By David L. Phillips
The United States is the most powerful and wealthiest country in the world. Yet, COVID-19 has brought America to its knees.
So far, nearly 400,000 Americans are infected; and 10,781 are dead. The Center for Disease Control warns that as many as 240,000 Americans may die. COVID-19 doesn’t distinguish between Democrats and Republicans. It’s present in all fifty states.
The US economy lost more than 7 million jobs in March. People who can’t afford to feed themselves or their families are lined up around the block at soup kitchens. Since March 1, the stock market has lost more than $2 trillion, or 35 percent of its value.
Americans look for presidential leadership during a crisis. However, the COVID-19 emergency has exacerbated President Trump’s foibles – duplicity, vanity, and a mind that just doesn’t grasp the scale of the emergency.
Trump was slow to respond, at first denying the COVID-19 crisis and calling it a hoax. Then he played down the extent of the crisis, obscuring the facts.
His mixed messages are confusing, causing people to disregard advice from scientists. He initially dissed social distancing guidelines. When government experts told people to wear a mask, Trump declined to wear one himself.

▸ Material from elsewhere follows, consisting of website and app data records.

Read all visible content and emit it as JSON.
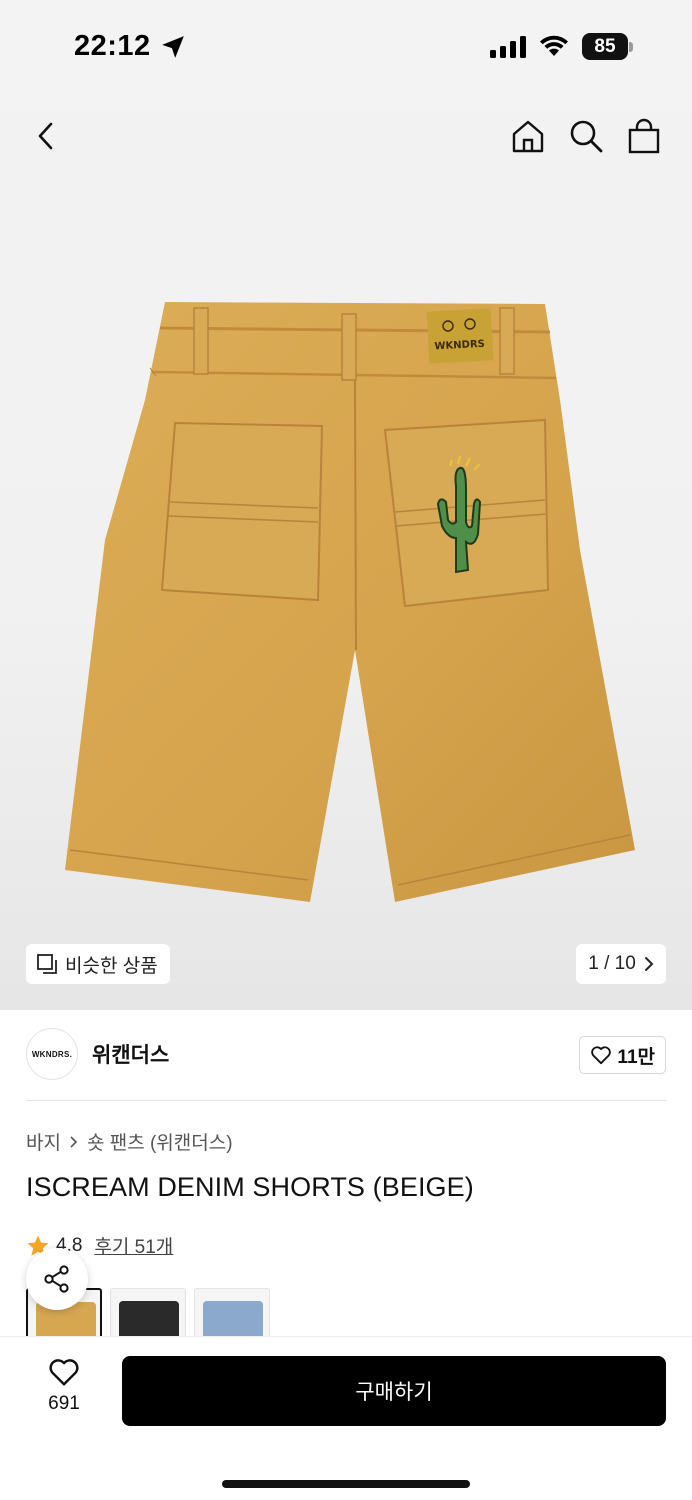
{
  "status_bar": {
    "time": "22:12",
    "battery": "85"
  },
  "nav": {
    "back_icon": "chevron-left-icon",
    "home_icon": "home-icon",
    "search_icon": "search-icon",
    "bag_icon": "shopping-bag-icon"
  },
  "hero": {
    "similar_label": "비슷한 상품",
    "counter": "1 / 10",
    "product_colors": {
      "denim": "#d9a94f",
      "patch": "#c9a236",
      "cactus": "#4f8f4a"
    },
    "patch_text": "WKNDRS"
  },
  "brand": {
    "logo_text": "WKNDRS.",
    "name": "위캔더스",
    "likes": "11만"
  },
  "breadcrumb": {
    "category": "바지",
    "subcategory": "숏 팬츠 (위캔더스)"
  },
  "product": {
    "title": "ISCREAM DENIM SHORTS (BEIGE)",
    "rating": "4.8",
    "reviews": "후기 51개"
  },
  "color_options": [
    {
      "name": "beige",
      "color": "#d6a651"
    },
    {
      "name": "black",
      "color": "#2a2a2a"
    },
    {
      "name": "blue",
      "color": "#8aa9cc"
    }
  ],
  "bottom": {
    "wish_count": "691",
    "buy_label": "구매하기"
  },
  "colors": {
    "accent": "#000000",
    "star": "#f5a623"
  }
}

He refuses to issue a national order for managing the virus, promoting a decentralized, federal approach. The absence of a national strategy has pitted states against each other, driving up the cost of ventilators and personal protective equipment.
He’s made it a partisan issue, accusing democratic governors of whining. Rather than international solidarity, he’s pitted the US against other countries.

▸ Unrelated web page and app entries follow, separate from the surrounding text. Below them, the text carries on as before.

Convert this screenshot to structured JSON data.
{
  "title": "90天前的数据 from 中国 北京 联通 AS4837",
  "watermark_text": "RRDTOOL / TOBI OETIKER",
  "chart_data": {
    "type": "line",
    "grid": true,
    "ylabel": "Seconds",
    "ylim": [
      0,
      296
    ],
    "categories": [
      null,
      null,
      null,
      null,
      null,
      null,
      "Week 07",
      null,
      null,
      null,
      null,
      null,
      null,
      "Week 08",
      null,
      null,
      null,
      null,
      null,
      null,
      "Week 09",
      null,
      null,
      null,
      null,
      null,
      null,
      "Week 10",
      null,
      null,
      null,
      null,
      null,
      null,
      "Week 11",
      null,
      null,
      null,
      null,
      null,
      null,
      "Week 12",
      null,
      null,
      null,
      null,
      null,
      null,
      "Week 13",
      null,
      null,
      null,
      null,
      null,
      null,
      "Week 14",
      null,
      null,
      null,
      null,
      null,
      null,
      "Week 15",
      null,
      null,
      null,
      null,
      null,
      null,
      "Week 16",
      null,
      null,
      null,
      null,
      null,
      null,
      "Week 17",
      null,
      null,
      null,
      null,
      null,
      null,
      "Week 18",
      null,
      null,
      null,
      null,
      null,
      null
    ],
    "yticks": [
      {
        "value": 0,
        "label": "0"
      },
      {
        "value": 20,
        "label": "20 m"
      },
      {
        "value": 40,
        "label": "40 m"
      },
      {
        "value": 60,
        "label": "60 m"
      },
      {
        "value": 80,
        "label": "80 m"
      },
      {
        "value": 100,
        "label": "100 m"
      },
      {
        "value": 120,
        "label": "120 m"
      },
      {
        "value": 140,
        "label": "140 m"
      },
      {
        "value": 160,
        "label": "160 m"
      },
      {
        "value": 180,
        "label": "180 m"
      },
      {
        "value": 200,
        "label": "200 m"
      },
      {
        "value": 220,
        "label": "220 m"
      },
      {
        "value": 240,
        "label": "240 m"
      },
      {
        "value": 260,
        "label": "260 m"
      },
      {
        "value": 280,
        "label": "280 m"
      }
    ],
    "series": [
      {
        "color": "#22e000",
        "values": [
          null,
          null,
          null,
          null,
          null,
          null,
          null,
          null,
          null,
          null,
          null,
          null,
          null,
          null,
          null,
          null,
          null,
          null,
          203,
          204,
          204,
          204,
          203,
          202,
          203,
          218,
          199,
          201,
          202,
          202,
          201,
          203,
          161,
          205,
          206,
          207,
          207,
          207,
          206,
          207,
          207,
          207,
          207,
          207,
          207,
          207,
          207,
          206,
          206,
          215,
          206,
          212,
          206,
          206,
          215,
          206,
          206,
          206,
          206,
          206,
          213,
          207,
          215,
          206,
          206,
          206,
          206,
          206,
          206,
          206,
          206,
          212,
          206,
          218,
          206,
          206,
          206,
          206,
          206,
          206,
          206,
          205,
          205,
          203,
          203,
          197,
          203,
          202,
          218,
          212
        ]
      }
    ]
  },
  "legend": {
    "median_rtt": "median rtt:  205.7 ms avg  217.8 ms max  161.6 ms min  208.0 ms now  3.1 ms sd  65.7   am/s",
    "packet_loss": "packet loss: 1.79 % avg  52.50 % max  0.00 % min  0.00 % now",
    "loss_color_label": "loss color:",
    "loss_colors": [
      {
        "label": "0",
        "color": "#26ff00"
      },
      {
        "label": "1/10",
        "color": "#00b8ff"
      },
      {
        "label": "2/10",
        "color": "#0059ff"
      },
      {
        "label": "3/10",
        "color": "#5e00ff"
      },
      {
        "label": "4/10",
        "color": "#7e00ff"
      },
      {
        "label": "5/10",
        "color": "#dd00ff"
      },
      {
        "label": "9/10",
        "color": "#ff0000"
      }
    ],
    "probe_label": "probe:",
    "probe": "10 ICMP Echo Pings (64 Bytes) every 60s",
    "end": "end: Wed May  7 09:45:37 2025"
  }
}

Trump wants to fast-track the lifting of social restrictions. He pledged to open up the country by Easter, when the virus will be peaking, then backtracked. Rushing to restore the status-quo ante risks a recurrence and more misery.

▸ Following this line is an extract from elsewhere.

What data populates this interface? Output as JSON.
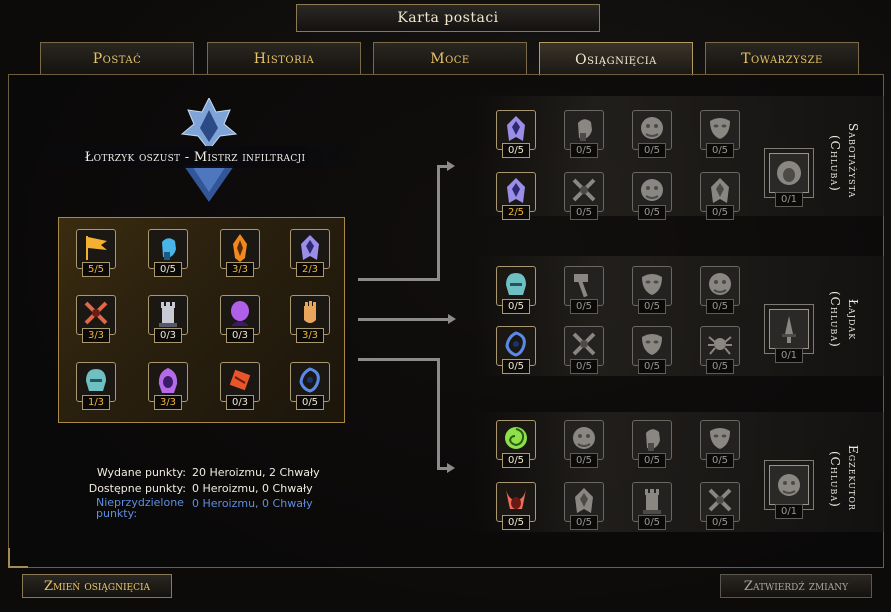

By hyping the effectiveness of unproven drugs, such as hydroxychloroquine, he’s given false hope. Furthermore, he’s compressed the timeline for developing a vaccine from 12-18 months to “very soon.”
Trump is a reality television personality at his core. Instead of steely-resolve and leadership, he uses the daily press briefing to tout the “great job” he’s doing.
Trump’s approval rating has recently been going up. Americans typically rally around the leader in times of crisis. However, support is shallow. As the death toll mounts, we are already seeing a dip in his approval rating.
If Trump wants to be remembered as an effective “wartime” president, he’ll need to tackle the pandemic head-on; talk straight with the American people; and articulate a national strategy that brings us together. Instead of dividing Americans, he should lead by example; call for unity; and summon sacrifice in service of the collective good.
Getting rid of Trump would put America on the path to curing its ills. Many, myself included, wish he’d just stop talking and disappear.
Election day can’t come soon enough.
Mr. Phillips is Director of the Program on Peace-building and Human Rights at Columbia University’s Institute for the Study of Human Rights. He served as a Senior Adviser and Foreign Affairs Expert at the State Department under Presidents Clinton, Bush, and Obama.